I must admit, your references to these episodes by titles bothers me. According to Lynch, they were never meant to be referred to by titles, and in fact, every video release has referenced each episode by number only. So I'm not sure where you're getting these titles from. I guess part of my problem with them is that they seem a little prosaic. And I wonder if one of the reasons Lynch eschewed titles was because he saw each episode as chapters to a single story (as in soap opera).

Lynch is very conscientious about sticking to structural conventions (in this case TV's). This is evident in his disdain for chapter stops on DVDs of his movies, and his hatred of the iPhone for the way it downscales the scope of the moving picture:

http://www.youtube.com/watch?v=SWkWGXXIHw8

MovieMan0283 said...

Tony, you may be right - a similar thought occurred to me, though I couldn't reconcile the drawing of the sketch with it (I guess that footage was going to be part of the dream sequence too).

You're right about the ebb and flow, but after I just watched the next episode, a market improvement on this one, I could see in evern sharper relief what this one was missing. (That review will probably be up tomorrow.)

Tony Dayoub said...

You didn't address my comment on the episode titles, so I wasn't sure if you were ignoring it or not. But in the meantime I found this quote on http://www.lynchnet.com/tp/episodes.html :

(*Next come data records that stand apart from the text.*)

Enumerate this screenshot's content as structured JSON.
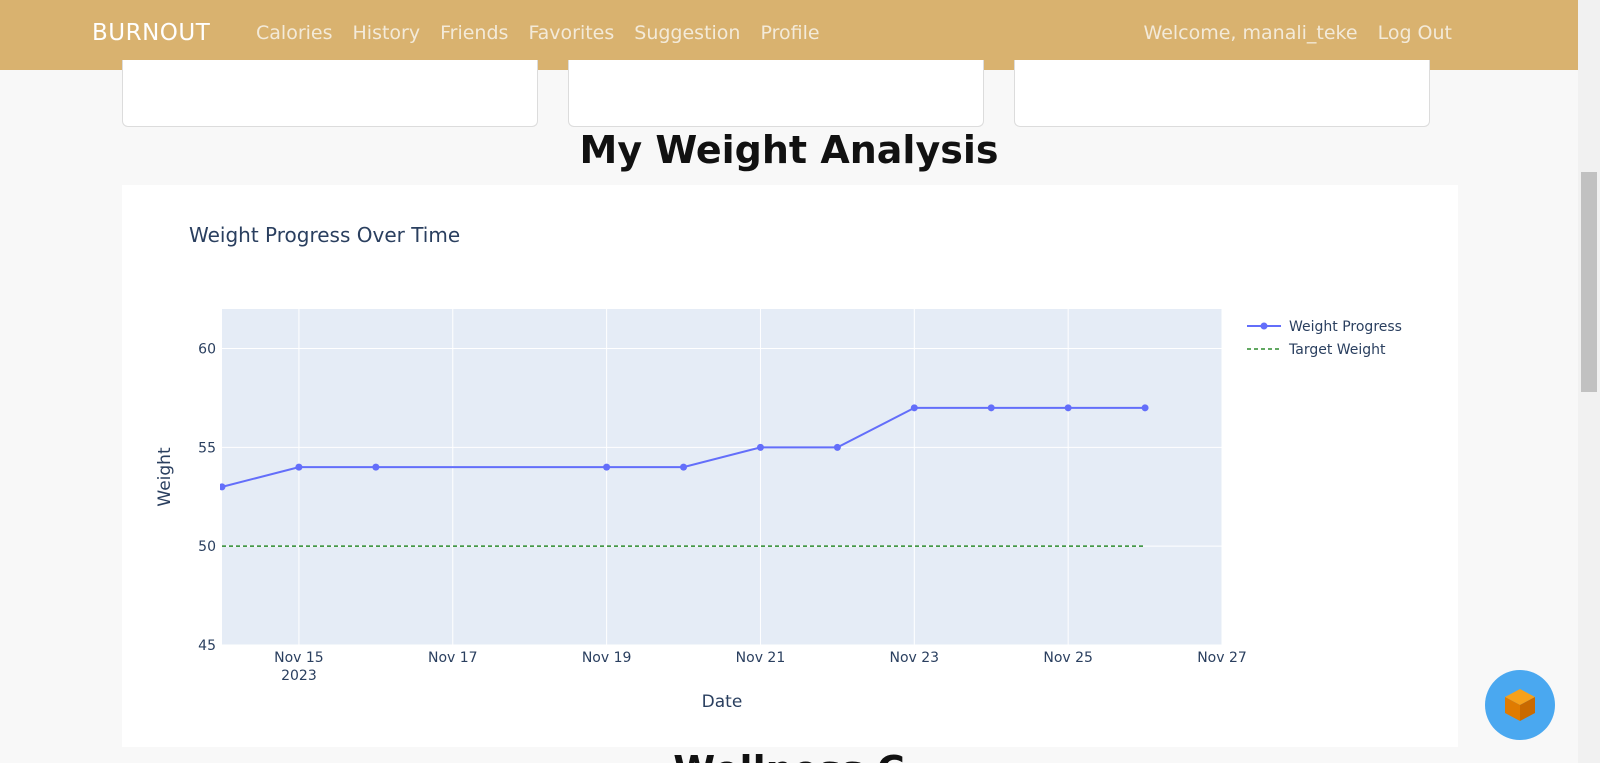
{
  "nav": {
    "brand": "BURNOUT",
    "links": [
      "Calories",
      "History",
      "Friends",
      "Favorites",
      "Suggestion",
      "Profile"
    ],
    "welcome": "Welcome, manali_teke",
    "logout": "Log Out"
  },
  "page": {
    "title": "My Weight Analysis",
    "next_section_title": "Wellness C"
  },
  "colors": {
    "navbar": "#d9b26f",
    "series": "#636efa",
    "target": "#2e8b2e",
    "plot_bg": "#e5ecf6"
  },
  "chart_data": {
    "type": "line",
    "title": "Weight Progress Over Time",
    "xlabel": "Date",
    "ylabel": "Weight",
    "ylim": [
      45,
      62
    ],
    "xlim": [
      "2023-11-14",
      "2023-11-27"
    ],
    "x_ticks": [
      "Nov 15",
      "Nov 17",
      "Nov 19",
      "Nov 21",
      "Nov 23",
      "Nov 25",
      "Nov 27"
    ],
    "x_tick_year": "2023",
    "y_ticks": [
      45,
      50,
      55,
      60
    ],
    "grid": true,
    "legend": "top-right",
    "series": [
      {
        "name": "Weight Progress",
        "style": "lines+markers",
        "x": [
          "2023-11-14",
          "2023-11-15",
          "2023-11-16",
          "2023-11-19",
          "2023-11-20",
          "2023-11-21",
          "2023-11-22",
          "2023-11-23",
          "2023-11-24",
          "2023-11-25",
          "2023-11-26"
        ],
        "y": [
          53,
          54,
          54,
          54,
          54,
          55,
          55,
          57,
          57,
          57,
          57
        ]
      },
      {
        "name": "Target Weight",
        "style": "dashed",
        "x": [
          "2023-11-14",
          "2023-11-26"
        ],
        "y": [
          50,
          50
        ]
      }
    ]
  }
}
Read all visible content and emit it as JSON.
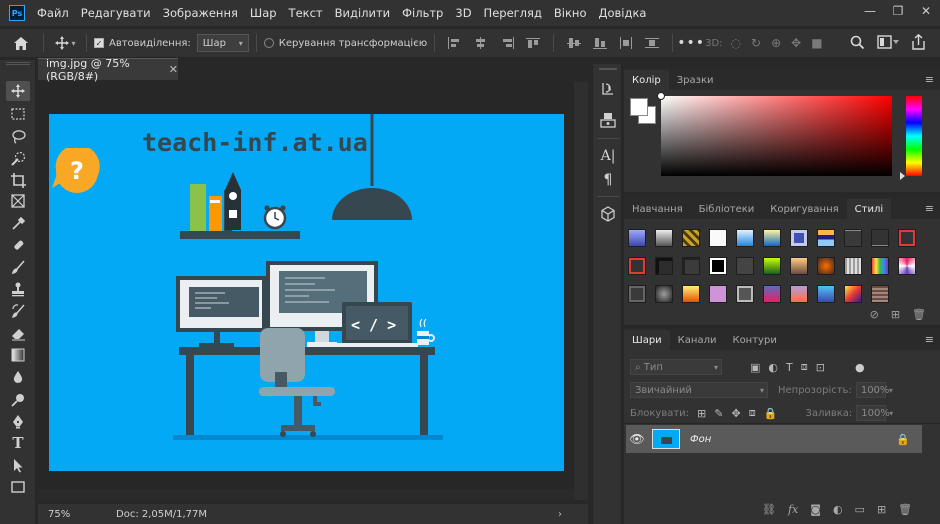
{
  "app": {
    "logo": "Ps"
  },
  "menu": [
    "Файл",
    "Редагувати",
    "Зображення",
    "Шар",
    "Текст",
    "Виділити",
    "Фільтр",
    "3D",
    "Перегляд",
    "Вікно",
    "Довідка"
  ],
  "window_controls": {
    "minimize": "—",
    "restore": "❐",
    "close": "✕"
  },
  "options": {
    "auto_select_label": "Автовиділення:",
    "auto_select_checked": true,
    "auto_select_value": "Шар",
    "transform_label": "Керування трансформацією",
    "mode_3d": "3D:"
  },
  "document": {
    "tab_title": "img.jpg @ 75% (RGB/8#)",
    "close_glyph": "✕",
    "zoom": "75%",
    "doc_size": "Doc: 2,05M/1,77M",
    "arrow": "›"
  },
  "image": {
    "site_text": "teach-inf.at.ua",
    "code_tag": "< / >",
    "bubble_text": "?"
  },
  "color_panel": {
    "tabs": [
      "Колір",
      "Зразки"
    ],
    "active_tab": "Колір",
    "foreground": "#ffffff",
    "background": "#ffffff"
  },
  "styles_panel": {
    "tabs": [
      "Навчання",
      "Бібліотеки",
      "Коригування",
      "Стилі"
    ],
    "active_tab": "Стилі"
  },
  "layers_panel": {
    "tabs": [
      "Шари",
      "Канали",
      "Контури"
    ],
    "active_tab": "Шари",
    "search_placeholder": "Тип",
    "blend_mode": "Звичайний",
    "opacity_label": "Непрозорість:",
    "opacity_value": "100%",
    "lock_label": "Блокувати:",
    "fill_label": "Заливка:",
    "fill_value": "100%",
    "layers": [
      {
        "name": "Фон",
        "visible": true,
        "locked": true
      }
    ]
  }
}
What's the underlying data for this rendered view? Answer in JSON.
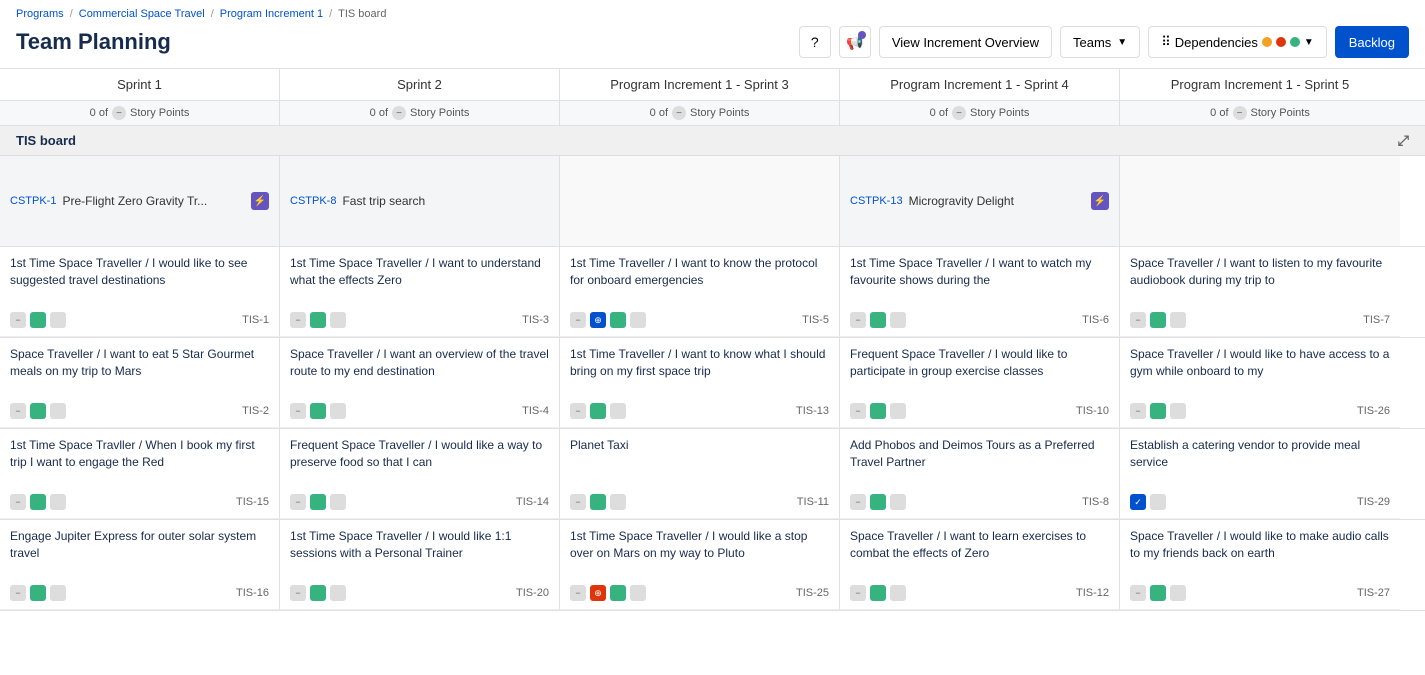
{
  "breadcrumb": {
    "items": [
      "Programs",
      "Commercial Space Travel",
      "Program Increment 1",
      "TIS board"
    ]
  },
  "page": {
    "title": "Team Planning"
  },
  "header": {
    "view_increment_btn": "View Increment Overview",
    "teams_btn": "Teams",
    "dependencies_btn": "Dependencies",
    "backlog_btn": "Backlog"
  },
  "sprints": [
    {
      "label": "Sprint 1"
    },
    {
      "label": "Sprint 2"
    },
    {
      "label": "Program Increment 1 - Sprint 3"
    },
    {
      "label": "Program Increment 1 - Sprint 4"
    },
    {
      "label": "Program Increment 1 - Sprint 5"
    }
  ],
  "points": [
    {
      "count": "0 of",
      "label": "Story Points"
    },
    {
      "count": "0 of",
      "label": "Story Points"
    },
    {
      "count": "0 of",
      "label": "Story Points"
    },
    {
      "count": "0 of",
      "label": "Story Points"
    },
    {
      "count": "0 of",
      "label": "Story Points"
    }
  ],
  "section": {
    "title": "TIS board"
  },
  "epics": [
    {
      "tag": "CSTPK-1",
      "title": "Pre-Flight Zero Gravity Tr...",
      "hasIcon": true
    },
    {
      "tag": "CSTPK-8",
      "title": "Fast trip search",
      "hasIcon": false
    },
    {
      "tag": "",
      "title": "",
      "hasIcon": false
    },
    {
      "tag": "CSTPK-13",
      "title": "Microgravity Delight",
      "hasIcon": true
    },
    {
      "tag": "",
      "title": "",
      "hasIcon": false
    }
  ],
  "story_rows": [
    [
      {
        "text": "1st Time Space Traveller / I would like to see suggested travel  destinations",
        "id": "TIS-1",
        "icons": [
          "minus",
          "green",
          "grey"
        ]
      },
      {
        "text": "1st Time Space Traveller / I want to understand what the effects Zero",
        "id": "TIS-3",
        "icons": [
          "minus",
          "green",
          "grey"
        ]
      },
      {
        "text": "1st Time Traveller / I want to know the protocol for onboard emergencies",
        "id": "TIS-5",
        "icons": [
          "minus",
          "network",
          "green",
          "grey"
        ]
      },
      {
        "text": "1st Time Space Traveller / I want to watch my favourite shows during the",
        "id": "TIS-6",
        "icons": [
          "minus",
          "green",
          "grey"
        ]
      },
      {
        "text": "Space Traveller / I want to listen to my favourite audiobook during my trip to",
        "id": "TIS-7",
        "icons": [
          "minus",
          "green",
          "grey"
        ]
      }
    ],
    [
      {
        "text": "Space Traveller / I want to eat 5 Star Gourmet meals on my trip to Mars",
        "id": "TIS-2",
        "icons": [
          "minus",
          "green",
          "grey"
        ]
      },
      {
        "text": "Space Traveller / I want an overview of the travel route to my end destination",
        "id": "TIS-4",
        "icons": [
          "minus",
          "green",
          "grey"
        ]
      },
      {
        "text": "1st Time Traveller / I want to know what I should bring on my first space trip",
        "id": "TIS-13",
        "icons": [
          "minus",
          "green",
          "grey"
        ]
      },
      {
        "text": "Frequent Space Traveller / I would like to participate in group exercise classes",
        "id": "TIS-10",
        "icons": [
          "minus",
          "green",
          "grey"
        ]
      },
      {
        "text": "Space Traveller / I would like to have access to a gym while onboard to my",
        "id": "TIS-26",
        "icons": [
          "minus",
          "green",
          "grey"
        ]
      }
    ],
    [
      {
        "text": "1st Time Space Travller / When I book my first trip I want to engage the Red",
        "id": "TIS-15",
        "icons": [
          "minus",
          "green",
          "grey"
        ]
      },
      {
        "text": "Frequent Space Traveller / I would like a way to preserve food so that I can",
        "id": "TIS-14",
        "icons": [
          "minus",
          "green",
          "grey"
        ]
      },
      {
        "text": "Planet Taxi",
        "id": "TIS-11",
        "icons": [
          "minus",
          "green",
          "grey"
        ]
      },
      {
        "text": "Add Phobos and Deimos Tours as a Preferred Travel Partner",
        "id": "TIS-8",
        "icons": [
          "minus",
          "green",
          "grey"
        ]
      },
      {
        "text": "Establish a catering vendor to provide meal service",
        "id": "TIS-29",
        "icons": [
          "check",
          "grey"
        ]
      }
    ],
    [
      {
        "text": "Engage Jupiter Express for outer solar system travel",
        "id": "TIS-16",
        "icons": [
          "minus",
          "green",
          "grey"
        ]
      },
      {
        "text": "1st Time Space Traveller / I would like 1:1 sessions with a Personal Trainer",
        "id": "TIS-20",
        "icons": [
          "minus",
          "green",
          "grey"
        ]
      },
      {
        "text": "1st Time Space Traveller / I would like a stop over on Mars on my way to Pluto",
        "id": "TIS-25",
        "icons": [
          "minus",
          "network",
          "green",
          "grey"
        ]
      },
      {
        "text": "Space Traveller / I want to learn exercises to combat the effects of Zero",
        "id": "TIS-12",
        "icons": [
          "minus",
          "green",
          "grey"
        ]
      },
      {
        "text": "Space Traveller / I would like to make audio calls to my friends back on earth",
        "id": "TIS-27",
        "icons": [
          "minus",
          "green",
          "grey"
        ]
      }
    ]
  ],
  "colors": {
    "accent_blue": "#0052cc",
    "purple": "#6554c0",
    "green": "#36b37e",
    "orange": "#ff8b00",
    "red": "#de350b",
    "dep1": "#f4a024",
    "dep2": "#de350b",
    "dep3": "#36b37e"
  }
}
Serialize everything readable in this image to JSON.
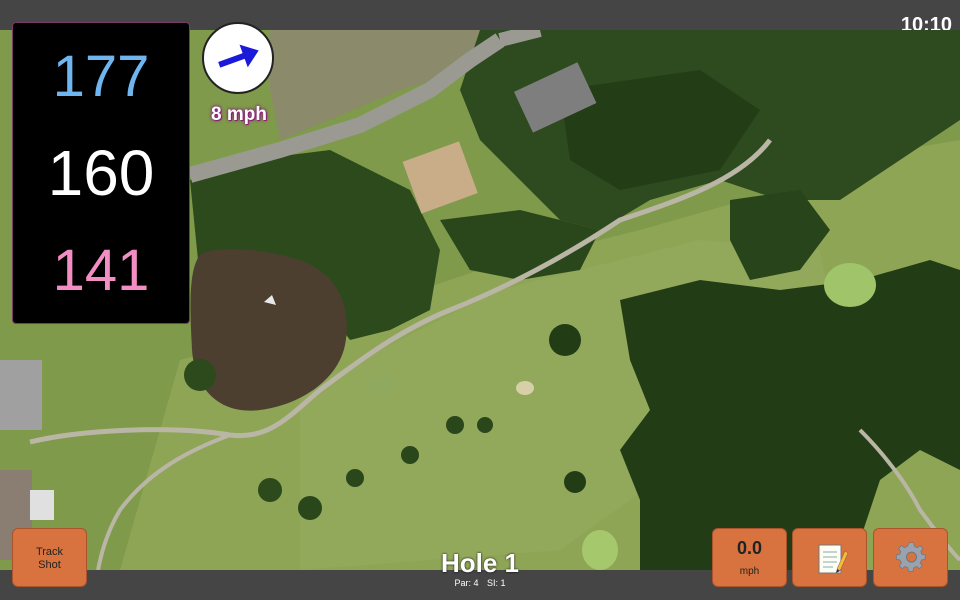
{
  "status": {
    "time": "10:10"
  },
  "distances": {
    "back": "177",
    "center": "160",
    "front": "141"
  },
  "wind": {
    "speed_label": "8 mph",
    "direction_icon": "arrow-icon"
  },
  "hole": {
    "title": "Hole 1",
    "par_label": "Par: 4",
    "si_label": "SI: 1"
  },
  "buttons": {
    "track_shot_line1": "Track",
    "track_shot_line2": "Shot",
    "wind_value": "0.0",
    "wind_unit": "mph",
    "notes_icon": "memo-icon",
    "settings_icon": "gear-icon"
  },
  "colors": {
    "back": "#6fb6f0",
    "center": "#ffffff",
    "front": "#f38ec4",
    "button": "#d8733f"
  }
}
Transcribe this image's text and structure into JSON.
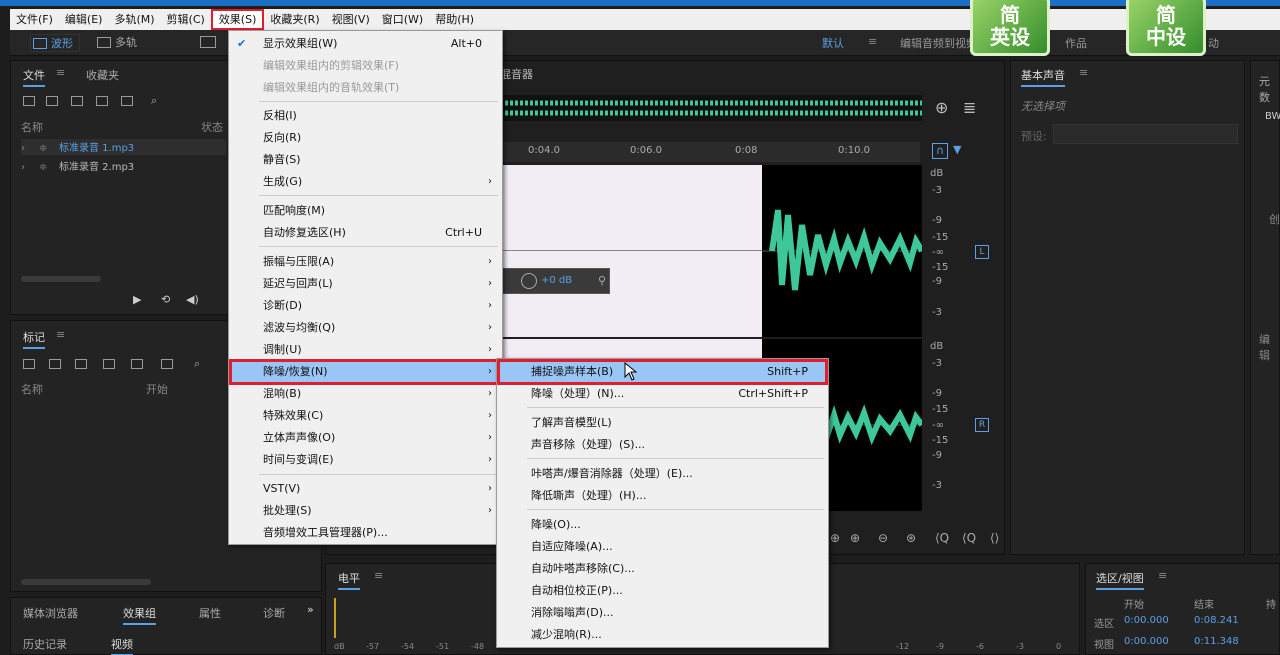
{
  "menubar": {
    "items": [
      "文件(F)",
      "编辑(E)",
      "多轨(M)",
      "剪辑(C)",
      "效果(S)",
      "收藏夹(R)",
      "视图(V)",
      "窗口(W)",
      "帮助(H)"
    ]
  },
  "toolbar": {
    "waveform": "波形",
    "multitrack": "多轨",
    "workspace": "默认",
    "edit_video": "编辑音频到视频",
    "works": "作品",
    "x": "X",
    "move": "动"
  },
  "badges": [
    {
      "top": "简",
      "bottom": "英设"
    },
    {
      "top": "简",
      "bottom": "中设"
    }
  ],
  "files_panel": {
    "tabs": [
      "文件",
      "收藏夹"
    ],
    "col_name": "名称",
    "col_status": "状态",
    "items": [
      "标准录音 1.mp3",
      "标准录音 2.mp3"
    ]
  },
  "markers_panel": {
    "title": "标记",
    "col_name": "名称",
    "col_start": "开始"
  },
  "bottom_tabs": {
    "row1": [
      "媒体浏览器",
      "效果组",
      "属性",
      "诊断"
    ],
    "row2": [
      "历史记录",
      "视频"
    ]
  },
  "editor": {
    "title": "混音器",
    "ruler": [
      "0:04.0",
      "0:06.0",
      "0:08",
      "0:10.0"
    ],
    "db_top": [
      "dB",
      "-3",
      "-9",
      "-15",
      "-∞",
      "-15",
      "-9",
      "-3"
    ],
    "db_bot": [
      "dB",
      "-3",
      "-9",
      "-15",
      "-∞",
      "-15",
      "-9",
      "-3"
    ],
    "ch_l": "L",
    "ch_r": "R",
    "hud_db": "+0 dB"
  },
  "basic_sound": {
    "title": "基本声音",
    "no_selection": "无选择项",
    "preset": "预设:"
  },
  "meta_panel": {
    "title": "元数",
    "bw": "BW",
    "side1": "创",
    "side2": "编辑"
  },
  "levels": {
    "title": "电平",
    "scale": [
      "dB",
      "-57",
      "-54",
      "-51",
      "-48",
      "-12",
      "-9",
      "-6",
      "-3",
      "0"
    ]
  },
  "selview": {
    "title": "选区/视图",
    "col_start": "开始",
    "col_end": "结束",
    "col_dur": "持",
    "sel_label": "选区",
    "view_label": "视图",
    "sel_start": "0:00.000",
    "sel_end": "0:08.241",
    "view_start": "0:00.000",
    "view_end": "0:11.348"
  },
  "effects_menu": {
    "items": [
      {
        "label": "显示效果组(W)",
        "shortcut": "Alt+0",
        "checked": true
      },
      {
        "label": "编辑效果组内的剪辑效果(F)",
        "disabled": true
      },
      {
        "label": "编辑效果组内的音轨效果(T)",
        "disabled": true
      },
      {
        "label": "反相(I)"
      },
      {
        "label": "反向(R)"
      },
      {
        "label": "静音(S)"
      },
      {
        "label": "生成(G)",
        "submenu": true
      },
      {
        "label": "匹配响度(M)"
      },
      {
        "label": "自动修复选区(H)",
        "shortcut": "Ctrl+U"
      },
      {
        "label": "振幅与压限(A)",
        "submenu": true
      },
      {
        "label": "延迟与回声(L)",
        "submenu": true
      },
      {
        "label": "诊断(D)",
        "submenu": true
      },
      {
        "label": "滤波与均衡(Q)",
        "submenu": true
      },
      {
        "label": "调制(U)",
        "submenu": true
      },
      {
        "label": "降噪/恢复(N)",
        "submenu": true,
        "highlighted": true
      },
      {
        "label": "混响(B)",
        "submenu": true
      },
      {
        "label": "特殊效果(C)",
        "submenu": true
      },
      {
        "label": "立体声声像(O)",
        "submenu": true
      },
      {
        "label": "时间与变调(E)",
        "submenu": true
      },
      {
        "label": "VST(V)",
        "submenu": true
      },
      {
        "label": "批处理(S)",
        "submenu": true
      },
      {
        "label": "音频增效工具管理器(P)..."
      }
    ]
  },
  "noise_menu": {
    "items": [
      {
        "label": "捕捉噪声样本(B)",
        "shortcut": "Shift+P",
        "highlighted": true
      },
      {
        "label": "降噪（处理）(N)...",
        "shortcut": "Ctrl+Shift+P"
      },
      {
        "label": "了解声音模型(L)"
      },
      {
        "label": "声音移除（处理）(S)..."
      },
      {
        "label": "咔嗒声/爆音消除器（处理）(E)..."
      },
      {
        "label": "降低嘶声（处理）(H)..."
      },
      {
        "label": "降噪(O)..."
      },
      {
        "label": "自适应降噪(A)..."
      },
      {
        "label": "自动咔嗒声移除(C)..."
      },
      {
        "label": "自动相位校正(P)..."
      },
      {
        "label": "消除嗡嗡声(D)..."
      },
      {
        "label": "减少混响(R)..."
      }
    ]
  },
  "colors": {
    "accent": "#5aa0e6",
    "highlight_border": "#e01e2e",
    "waveform": "#3ec89a"
  }
}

"The episode titles were given to each episode by German Television and are not really official..."

Just an FYI in the interest of accuracy.

MovieMan0283 said...

Tony, sorry - I didn't see the second part of the comment on first reading.

I got the titles from an episode guide and I use them because it's a more interesting way to distinguish between the episodes. Aesthetically, it's more interesting to look on the sidebar or the top of the blog and see "Twin Peaks: Zen, or the Skill to Find a Killer" than "Twin Peaks: Season 1, Episode 2." To me, it's a silly enough detail that it doesn't detract from the seriousness of my analysis and meanwhile has kind of a campy charm (much like the show itself at times).